I originally left the museum that day with four quilt top finds. I chose each of the quilts because of something unique about it. All were in excellent condition, hand pieced except one with very tiny machine stitching and hand applique.
1860-1880 Applique. Although with a few little stains, the fabrics in this quilt are in excellent condition and the fabric colors true and not faded. It is large enough for a twin bed. This applique pattern is not one that is often seen, it has excellent construction and almost new fabric condition. I plan to longarm quilt this top with designs that might have been used in the period. It will make a very nice display piece.
1930’s String Quilt, Star Pattern. I selected this quilt for several reasons, the fact that it was string pieced by hand, the background fabric is purple, and that the star points cut from the string pieced fabrics are all hand stitched together. The bonus with this quilt is that there is even some of the newspaper still on the string pieces star points. A friend who is a quilt appraiser suggested keeping this top in an archival box, taking photos of the newspaper and trying to find out the origin of the newspaper. I plan to do this as I think it will add to the interest of the top. I would love to quilt it, but will keep it as is because of the historical nature.
Vintage 5-point Star – Feed Sack Material. This top caught my attention because of its construction. The white background feed sack fabrics were stitched together as squares by machine. There are a couple of places you can see the printing on the material. The machine stitching is excellent and with a very short stitch length. The star points and center pentagon are all appliqued to the top. Then, the fabric was cut out behind the stars. There are a few water stains, but I think these will wash away. The fabrics are very strong woven, the stitching, including the hand applique with very tiny stitches is also very strong. I plan to longarm quilt this twin size with appropriate period designs.
1930’s “Enhanced” or “Improved” Nine-patch. Looking at this top I am reminded of both a nine-patch and also the double wedding ring because of the melon shaped pieces. Although not pieced as well as the others because it has long running stitches in the seams and the points do not come together very well in many places, the top is an eclectic mix of a wide range of 1930’s fabrics. It is indicative of the thirties with both bold and soft colors and the many, many prints that were available during this time period. This large top will certainly cover a double or larger bed. I will be quilting this on the longarm, too, using designs that would have been used in the thirties.
Not Quite Done!
After getting to the car to leave the museum, I reflected on my purchases and decided to go back into the museum and purchase one more quilt that I had seen. I did not want to get back to my New York home and regret that I had not purchased this one. This quilt was quite a lot more expensive than any of the others, but it was unusual. Very large, about king size, the red, green, and yellow prints on white background was a triple Irish chain. The quilt is beautifully pieced with tiny hand stitched piecing, precisely cut patches, is square, and has an unusual half square triangle border around the whole quilt.
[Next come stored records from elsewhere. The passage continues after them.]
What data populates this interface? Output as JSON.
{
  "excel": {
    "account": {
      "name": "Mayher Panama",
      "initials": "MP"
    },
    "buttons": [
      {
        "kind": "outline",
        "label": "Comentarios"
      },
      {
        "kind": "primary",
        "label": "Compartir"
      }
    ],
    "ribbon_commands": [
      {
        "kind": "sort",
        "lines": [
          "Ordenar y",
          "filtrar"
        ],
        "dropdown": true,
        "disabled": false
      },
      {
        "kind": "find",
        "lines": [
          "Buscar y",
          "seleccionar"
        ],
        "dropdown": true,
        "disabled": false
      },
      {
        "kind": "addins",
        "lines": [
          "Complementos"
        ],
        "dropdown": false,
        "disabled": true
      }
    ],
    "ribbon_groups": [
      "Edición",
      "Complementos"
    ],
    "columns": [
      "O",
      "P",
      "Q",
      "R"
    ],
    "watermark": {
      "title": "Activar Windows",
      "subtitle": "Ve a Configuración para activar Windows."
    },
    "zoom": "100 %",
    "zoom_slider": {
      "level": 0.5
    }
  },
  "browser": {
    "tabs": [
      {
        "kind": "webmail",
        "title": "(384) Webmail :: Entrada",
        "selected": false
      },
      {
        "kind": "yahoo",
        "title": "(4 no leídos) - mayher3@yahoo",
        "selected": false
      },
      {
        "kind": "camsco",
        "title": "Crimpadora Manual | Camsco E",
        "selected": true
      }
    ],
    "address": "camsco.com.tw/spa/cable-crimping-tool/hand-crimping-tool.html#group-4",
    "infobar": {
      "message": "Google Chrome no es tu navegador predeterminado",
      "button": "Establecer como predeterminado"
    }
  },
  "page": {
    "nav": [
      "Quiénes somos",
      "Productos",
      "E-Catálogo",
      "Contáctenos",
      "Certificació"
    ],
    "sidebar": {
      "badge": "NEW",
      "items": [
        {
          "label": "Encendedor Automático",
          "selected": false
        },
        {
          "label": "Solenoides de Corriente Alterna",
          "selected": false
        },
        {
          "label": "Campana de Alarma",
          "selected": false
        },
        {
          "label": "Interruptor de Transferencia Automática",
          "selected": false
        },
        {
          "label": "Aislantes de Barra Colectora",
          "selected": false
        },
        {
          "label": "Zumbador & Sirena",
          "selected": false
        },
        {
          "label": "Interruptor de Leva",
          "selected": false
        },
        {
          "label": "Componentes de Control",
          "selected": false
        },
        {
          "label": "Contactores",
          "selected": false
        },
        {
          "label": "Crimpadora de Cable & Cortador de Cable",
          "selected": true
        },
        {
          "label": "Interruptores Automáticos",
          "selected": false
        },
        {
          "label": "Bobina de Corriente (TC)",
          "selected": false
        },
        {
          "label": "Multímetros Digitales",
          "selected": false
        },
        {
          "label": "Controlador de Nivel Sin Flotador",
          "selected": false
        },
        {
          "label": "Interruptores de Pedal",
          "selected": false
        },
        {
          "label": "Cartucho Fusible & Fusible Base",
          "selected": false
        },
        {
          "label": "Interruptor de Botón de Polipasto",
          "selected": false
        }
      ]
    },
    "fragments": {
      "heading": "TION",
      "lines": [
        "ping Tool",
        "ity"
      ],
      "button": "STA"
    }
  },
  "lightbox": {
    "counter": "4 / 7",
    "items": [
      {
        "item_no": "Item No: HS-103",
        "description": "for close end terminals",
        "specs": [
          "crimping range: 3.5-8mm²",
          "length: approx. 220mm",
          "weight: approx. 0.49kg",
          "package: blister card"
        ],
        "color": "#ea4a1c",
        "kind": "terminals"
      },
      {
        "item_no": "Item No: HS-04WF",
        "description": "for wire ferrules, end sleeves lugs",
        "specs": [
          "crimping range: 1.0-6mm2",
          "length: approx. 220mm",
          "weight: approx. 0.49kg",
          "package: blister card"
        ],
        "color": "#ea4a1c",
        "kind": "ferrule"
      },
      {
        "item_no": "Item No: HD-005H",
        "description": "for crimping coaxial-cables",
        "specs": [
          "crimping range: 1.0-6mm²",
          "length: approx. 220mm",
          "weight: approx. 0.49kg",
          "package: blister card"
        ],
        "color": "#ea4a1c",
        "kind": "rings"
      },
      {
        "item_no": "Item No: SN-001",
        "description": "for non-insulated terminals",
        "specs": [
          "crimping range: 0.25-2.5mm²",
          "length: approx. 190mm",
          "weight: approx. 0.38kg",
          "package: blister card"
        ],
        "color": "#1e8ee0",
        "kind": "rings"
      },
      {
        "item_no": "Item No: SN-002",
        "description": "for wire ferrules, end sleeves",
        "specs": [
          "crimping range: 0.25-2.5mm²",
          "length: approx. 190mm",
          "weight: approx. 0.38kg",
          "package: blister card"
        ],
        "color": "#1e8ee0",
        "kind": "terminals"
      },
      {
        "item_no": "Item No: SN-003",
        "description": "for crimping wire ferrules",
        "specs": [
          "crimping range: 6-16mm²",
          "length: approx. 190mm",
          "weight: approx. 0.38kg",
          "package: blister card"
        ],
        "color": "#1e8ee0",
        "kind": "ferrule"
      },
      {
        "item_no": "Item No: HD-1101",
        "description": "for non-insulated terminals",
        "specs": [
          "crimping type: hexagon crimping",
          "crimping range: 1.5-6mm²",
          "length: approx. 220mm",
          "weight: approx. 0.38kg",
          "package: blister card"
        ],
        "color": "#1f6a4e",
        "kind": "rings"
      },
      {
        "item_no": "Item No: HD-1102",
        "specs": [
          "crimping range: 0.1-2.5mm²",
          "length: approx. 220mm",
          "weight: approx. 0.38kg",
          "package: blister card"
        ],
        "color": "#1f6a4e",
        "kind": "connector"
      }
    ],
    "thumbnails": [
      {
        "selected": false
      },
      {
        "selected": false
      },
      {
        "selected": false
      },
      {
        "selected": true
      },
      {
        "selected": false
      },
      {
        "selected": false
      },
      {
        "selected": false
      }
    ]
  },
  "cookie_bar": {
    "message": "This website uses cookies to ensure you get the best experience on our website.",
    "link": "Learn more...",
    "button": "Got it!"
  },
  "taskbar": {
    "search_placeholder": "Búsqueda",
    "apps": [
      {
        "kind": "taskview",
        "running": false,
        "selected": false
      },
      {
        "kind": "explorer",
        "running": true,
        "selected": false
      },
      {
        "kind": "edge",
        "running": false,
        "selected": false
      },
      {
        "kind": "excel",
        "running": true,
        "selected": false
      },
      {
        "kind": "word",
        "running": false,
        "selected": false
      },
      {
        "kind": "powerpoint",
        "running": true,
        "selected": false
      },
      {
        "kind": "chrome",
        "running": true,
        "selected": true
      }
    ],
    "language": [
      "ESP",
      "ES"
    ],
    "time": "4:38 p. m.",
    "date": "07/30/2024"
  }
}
It, like the others, is in excellent condition; it has a few little water stains, but has fabric that can take the quilting, the washing, and could even be used. Like the others, I will use patterns to enhance the triple Irish chain pattern.
When we traveled to Colorado, I never expected to come home with these treasures. It goes to show that you never know what you will find. But, you must always be open to taking advantage of an opportunity as you many never have an opportunity like that again. Fortunately my husband also saw this as a unique opportunity and encouraged me to take advantage of it, too. Before we could fly home from Colorado, though, we had to go and purchase another suitcase just to carry our quilt top treasures home. And, getting back home, what fun there has been for me to share with others this wonderful adventure and the quilt finds from Golden (Colorado).